Former finance minister Yashwant Sinha has claimed that he has failed to get an appointment with Prime Minister Narendra Modi and, therefore, he would rather express his views in public instead of making attempts to meet anyone in the government.
Referring to former prime minister Atal Bihari Vajpayee and BJP veteran L K Advani, Sinha said: "today's BJP is not like the one in the days of Atalji and Advaniji."
He said in those days, even a "small-time worker could go to Delhi and meet party president Advani without an appointment, who has targeted the government on many occasions recently".
"Now even senior and important leaders don't get an appointment with the party president. So, I was not surprised when I did not get an appointment for 13 months," he told reporters here.
"I sought an appointment with Prime Minister Narendra Modi 13 months ago to discuss various issues, but I haven't got it so far. Since I haven't got time, I have decided now I will not meet anyone in the government. Whatever I have to say, I will say openly in public," Sinha said.
Referring to a photograph of BJP president Amit Shah offering a laddoo to the prime minister, Sinha said, "In that photo, Rajnath Singh, Ananth Kumar, Sushma Swaraj and others are visible. But Advani is not seen even at the back. Now he has become an "aam" (ordinary) worker from "khaas" (an important one)."
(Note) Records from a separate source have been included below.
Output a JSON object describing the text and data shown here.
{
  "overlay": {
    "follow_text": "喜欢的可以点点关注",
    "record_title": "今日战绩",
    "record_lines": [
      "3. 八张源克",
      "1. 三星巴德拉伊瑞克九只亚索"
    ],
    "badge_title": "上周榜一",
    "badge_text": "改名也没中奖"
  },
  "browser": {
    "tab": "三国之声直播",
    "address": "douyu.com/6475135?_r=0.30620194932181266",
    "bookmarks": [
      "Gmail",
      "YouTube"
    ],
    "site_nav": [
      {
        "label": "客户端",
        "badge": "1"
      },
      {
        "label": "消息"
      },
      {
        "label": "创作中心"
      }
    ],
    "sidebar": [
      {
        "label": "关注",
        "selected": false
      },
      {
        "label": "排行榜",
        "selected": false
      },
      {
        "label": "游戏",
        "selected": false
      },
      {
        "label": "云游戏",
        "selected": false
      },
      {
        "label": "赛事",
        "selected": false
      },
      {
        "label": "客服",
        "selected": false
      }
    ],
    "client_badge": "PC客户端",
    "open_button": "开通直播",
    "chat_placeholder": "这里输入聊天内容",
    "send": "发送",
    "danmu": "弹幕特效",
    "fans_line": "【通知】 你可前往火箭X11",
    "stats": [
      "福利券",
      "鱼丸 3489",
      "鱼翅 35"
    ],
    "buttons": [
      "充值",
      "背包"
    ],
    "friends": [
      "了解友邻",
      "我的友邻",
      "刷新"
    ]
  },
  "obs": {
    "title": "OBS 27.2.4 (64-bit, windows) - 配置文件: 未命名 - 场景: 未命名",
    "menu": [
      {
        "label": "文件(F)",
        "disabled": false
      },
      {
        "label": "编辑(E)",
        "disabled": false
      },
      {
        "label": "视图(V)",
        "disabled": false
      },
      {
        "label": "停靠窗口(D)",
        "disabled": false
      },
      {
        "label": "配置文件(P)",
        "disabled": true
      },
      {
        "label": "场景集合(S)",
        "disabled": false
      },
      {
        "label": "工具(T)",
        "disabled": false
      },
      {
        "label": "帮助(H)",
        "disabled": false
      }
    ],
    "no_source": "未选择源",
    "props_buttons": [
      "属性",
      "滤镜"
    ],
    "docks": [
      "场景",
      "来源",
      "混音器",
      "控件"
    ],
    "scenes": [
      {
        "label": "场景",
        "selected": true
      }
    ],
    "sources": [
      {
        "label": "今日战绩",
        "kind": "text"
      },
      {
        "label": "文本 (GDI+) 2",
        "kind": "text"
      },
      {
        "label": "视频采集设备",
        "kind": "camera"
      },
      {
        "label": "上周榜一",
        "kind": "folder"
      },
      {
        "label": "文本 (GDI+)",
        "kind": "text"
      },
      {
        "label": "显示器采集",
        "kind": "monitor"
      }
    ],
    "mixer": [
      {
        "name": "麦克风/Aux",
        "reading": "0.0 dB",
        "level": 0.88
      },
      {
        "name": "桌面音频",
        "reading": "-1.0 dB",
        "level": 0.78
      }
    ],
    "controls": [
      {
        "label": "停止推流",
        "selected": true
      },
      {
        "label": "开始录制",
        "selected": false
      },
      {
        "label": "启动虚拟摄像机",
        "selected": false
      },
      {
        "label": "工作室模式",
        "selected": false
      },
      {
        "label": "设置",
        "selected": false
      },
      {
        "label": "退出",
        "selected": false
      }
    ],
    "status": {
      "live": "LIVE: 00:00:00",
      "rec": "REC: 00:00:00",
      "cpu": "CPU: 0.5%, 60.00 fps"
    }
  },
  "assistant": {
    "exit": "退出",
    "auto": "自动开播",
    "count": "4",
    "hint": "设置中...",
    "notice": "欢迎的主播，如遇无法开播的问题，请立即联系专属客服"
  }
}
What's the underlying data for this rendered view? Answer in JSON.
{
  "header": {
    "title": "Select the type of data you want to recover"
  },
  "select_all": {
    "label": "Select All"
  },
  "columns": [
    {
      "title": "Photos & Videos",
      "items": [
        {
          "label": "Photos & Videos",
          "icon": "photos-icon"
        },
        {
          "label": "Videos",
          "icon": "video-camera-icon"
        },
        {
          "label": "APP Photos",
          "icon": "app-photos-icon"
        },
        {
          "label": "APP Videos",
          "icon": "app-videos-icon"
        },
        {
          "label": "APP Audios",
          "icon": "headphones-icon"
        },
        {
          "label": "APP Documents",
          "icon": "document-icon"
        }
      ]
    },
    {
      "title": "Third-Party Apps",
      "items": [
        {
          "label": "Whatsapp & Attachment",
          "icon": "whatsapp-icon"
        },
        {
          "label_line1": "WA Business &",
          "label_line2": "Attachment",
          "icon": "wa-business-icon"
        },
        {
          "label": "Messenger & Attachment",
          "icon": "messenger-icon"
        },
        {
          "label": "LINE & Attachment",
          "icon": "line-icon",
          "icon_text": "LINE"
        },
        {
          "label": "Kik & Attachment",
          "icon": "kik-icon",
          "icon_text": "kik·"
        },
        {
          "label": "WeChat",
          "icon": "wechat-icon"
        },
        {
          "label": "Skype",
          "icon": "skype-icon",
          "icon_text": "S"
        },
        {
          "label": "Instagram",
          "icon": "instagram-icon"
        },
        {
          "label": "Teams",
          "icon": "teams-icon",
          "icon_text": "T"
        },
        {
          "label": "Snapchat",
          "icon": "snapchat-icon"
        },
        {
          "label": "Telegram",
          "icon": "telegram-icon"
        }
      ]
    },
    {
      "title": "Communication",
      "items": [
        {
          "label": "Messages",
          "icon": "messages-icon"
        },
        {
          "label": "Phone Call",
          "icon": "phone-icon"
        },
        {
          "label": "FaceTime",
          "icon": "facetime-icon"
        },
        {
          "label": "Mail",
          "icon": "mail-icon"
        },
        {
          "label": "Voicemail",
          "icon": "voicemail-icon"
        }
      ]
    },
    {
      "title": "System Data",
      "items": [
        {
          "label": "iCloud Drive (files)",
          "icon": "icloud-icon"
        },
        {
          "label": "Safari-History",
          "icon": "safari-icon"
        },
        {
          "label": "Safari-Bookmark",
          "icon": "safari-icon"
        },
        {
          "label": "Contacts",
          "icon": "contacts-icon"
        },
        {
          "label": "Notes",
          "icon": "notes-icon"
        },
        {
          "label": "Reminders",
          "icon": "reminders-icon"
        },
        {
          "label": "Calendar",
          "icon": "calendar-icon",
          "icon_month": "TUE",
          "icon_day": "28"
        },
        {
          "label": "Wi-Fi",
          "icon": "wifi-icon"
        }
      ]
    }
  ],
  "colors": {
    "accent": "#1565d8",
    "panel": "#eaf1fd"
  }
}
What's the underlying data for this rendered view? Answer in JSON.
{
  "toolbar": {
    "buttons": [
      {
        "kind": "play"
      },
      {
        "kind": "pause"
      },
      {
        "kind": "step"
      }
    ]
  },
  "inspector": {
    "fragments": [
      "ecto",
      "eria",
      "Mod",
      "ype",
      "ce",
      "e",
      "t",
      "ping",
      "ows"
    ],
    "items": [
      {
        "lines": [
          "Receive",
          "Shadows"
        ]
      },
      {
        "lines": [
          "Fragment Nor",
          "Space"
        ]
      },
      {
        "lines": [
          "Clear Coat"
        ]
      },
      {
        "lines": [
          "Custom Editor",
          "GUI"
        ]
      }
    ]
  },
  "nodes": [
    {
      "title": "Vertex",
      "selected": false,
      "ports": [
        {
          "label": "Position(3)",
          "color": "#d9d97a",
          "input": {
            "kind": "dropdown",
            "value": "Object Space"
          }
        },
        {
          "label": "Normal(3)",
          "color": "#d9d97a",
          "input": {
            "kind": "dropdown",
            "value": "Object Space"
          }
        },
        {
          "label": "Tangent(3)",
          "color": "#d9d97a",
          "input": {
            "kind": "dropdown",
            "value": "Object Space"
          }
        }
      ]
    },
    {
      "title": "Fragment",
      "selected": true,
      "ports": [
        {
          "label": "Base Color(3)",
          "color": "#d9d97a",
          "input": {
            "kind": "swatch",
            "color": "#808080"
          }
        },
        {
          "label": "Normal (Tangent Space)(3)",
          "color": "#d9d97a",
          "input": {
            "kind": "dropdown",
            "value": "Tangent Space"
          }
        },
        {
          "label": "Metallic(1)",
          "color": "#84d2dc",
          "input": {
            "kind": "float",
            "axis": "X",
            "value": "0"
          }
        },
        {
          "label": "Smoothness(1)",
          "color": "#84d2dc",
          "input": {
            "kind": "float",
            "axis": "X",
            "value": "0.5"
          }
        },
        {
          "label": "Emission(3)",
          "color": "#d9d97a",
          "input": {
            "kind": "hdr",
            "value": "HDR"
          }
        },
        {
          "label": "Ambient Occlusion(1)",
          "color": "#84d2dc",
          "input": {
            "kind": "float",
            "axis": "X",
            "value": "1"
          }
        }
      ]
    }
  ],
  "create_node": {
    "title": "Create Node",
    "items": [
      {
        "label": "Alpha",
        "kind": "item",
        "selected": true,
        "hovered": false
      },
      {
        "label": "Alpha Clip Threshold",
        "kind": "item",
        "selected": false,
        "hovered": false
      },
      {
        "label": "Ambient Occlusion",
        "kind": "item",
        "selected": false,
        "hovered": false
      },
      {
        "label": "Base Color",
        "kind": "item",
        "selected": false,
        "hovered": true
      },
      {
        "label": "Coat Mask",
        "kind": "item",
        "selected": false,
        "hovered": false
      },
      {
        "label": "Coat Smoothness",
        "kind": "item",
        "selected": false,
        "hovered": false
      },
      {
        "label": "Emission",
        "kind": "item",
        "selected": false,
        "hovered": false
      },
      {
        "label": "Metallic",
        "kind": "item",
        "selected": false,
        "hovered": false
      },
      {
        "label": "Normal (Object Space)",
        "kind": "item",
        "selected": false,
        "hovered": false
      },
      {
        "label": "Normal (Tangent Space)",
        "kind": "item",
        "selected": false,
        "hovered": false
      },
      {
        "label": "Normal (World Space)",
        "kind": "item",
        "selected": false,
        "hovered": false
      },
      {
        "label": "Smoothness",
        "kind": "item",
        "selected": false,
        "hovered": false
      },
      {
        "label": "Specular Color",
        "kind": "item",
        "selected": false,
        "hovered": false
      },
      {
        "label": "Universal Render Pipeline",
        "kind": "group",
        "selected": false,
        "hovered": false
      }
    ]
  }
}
The former finance minister is slated to take part in a farmers' agitation at Gadarwara in Narsinghpur district on Thursday.
He alleged that after coming to power, the BJP accepted all policies which it had opposed while being in the Opposition.
"I have decided that now I will not talk with the government. Farmers are being neglected in the country. Their condition is not good in Madhya Pradesh too," he said.
Referring to awards that the BJP-ruled Madhya Pradesh has received for its performance in agriculture, he said, "They are given on the basis of mere figures. I have played with them a lot in my life."
Sinha termed the Madhya Pradesh government's 'Bhavantar' scheme, under which farmers are paid the difference between the minimum support price and the low market price, and crop insurance scheme as an "empty gimmick".